In his celebrated phrase of informed and abject capitulation: ‘Whereof one cannot speak, thereof one must be silent.’
Is the characterization: ‘It is just as it is; things are just as they are’ an empty Tautology? How about ‘True Nothing’ and ‘Not-True Nothing’?
What’s a Tautology?
This subject called Mathematics, in fact it’s larger family, the complex of Analytics that fall under the banner of Logico-Mathematical Method, is erected on multiple pillars.
If they shake an inch the entire structure will swing by a mile. So it’s a good idea to step down with a flashlight and take a look at these foundations every now and then.
The first and most important is the pillar labeled with the little word ‘ Is’ [we will get to it in the Posts, by-and-by]. The second of the pillars is the Principle of Contradiction. A third, often ignored, is the concept of the Tautology.
Here is Professor Bertrand Russell:
‘It is clear that the definition of ‘Logic’ or ‘Mathematics’ must be [newly] sought..[we must] no longer be satisfied [defining] logical propositions as those that follow from the Law of Contradiction..[but] must admit a wholly different class of propositions..[that] all have the characteristic which we
agree..to call Tautology.
For the moment, I do not know how to define ‘Tautology’..I know of none that I feel to be satisfactory, in spite of feeling thoroughly familiar with the characteristic of which a definition is wanted.
At this point, therefore, for the moment, we reach the frontier of knowledge on our backward journey into the logical foundations of Mathematics.’
Honest and finely crafted lines from the co-author of Principia Mathematica. In English: ‘The ‘[Foundational] Principles of Mathematics’.
In the early part of the last century, Cambridge Analytic Philosophers, lead by Bertrand Russell [Wittgenstein wrote his Doctoral Dissertation under him, if I recall] and bewitched by the Rational, had tried hard to anoint it as the only true God.

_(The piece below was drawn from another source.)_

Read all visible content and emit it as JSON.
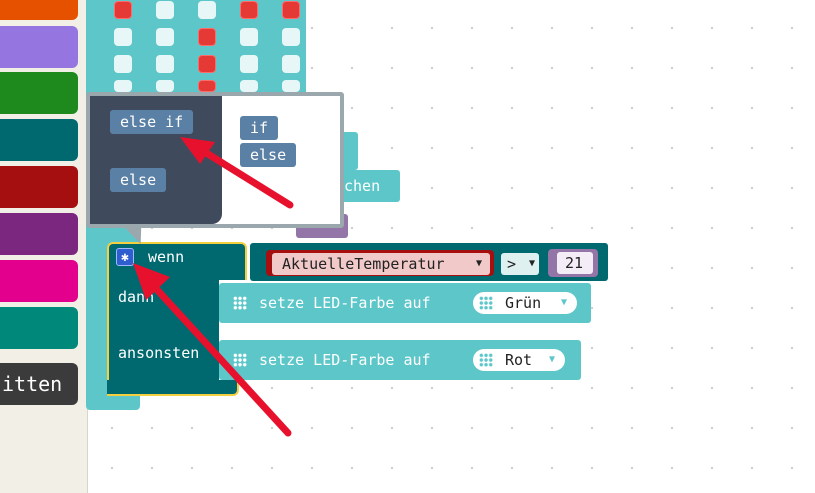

As a teenager growing up in Madras [now, Chennai], I spent my free afternoons at the British Council Library mainly because it was free, air-conditioned and always had pretty girls visiting from the neighboring college.
And the library carried all his books [he won a Nobel for Literature]. And I must have read everything the good professor ever wrote. I admired his courage of conviction; he claimed he studied Mathematics only because it was the nearest thing he could find to ‘Certainty’. He was a hero to my youth.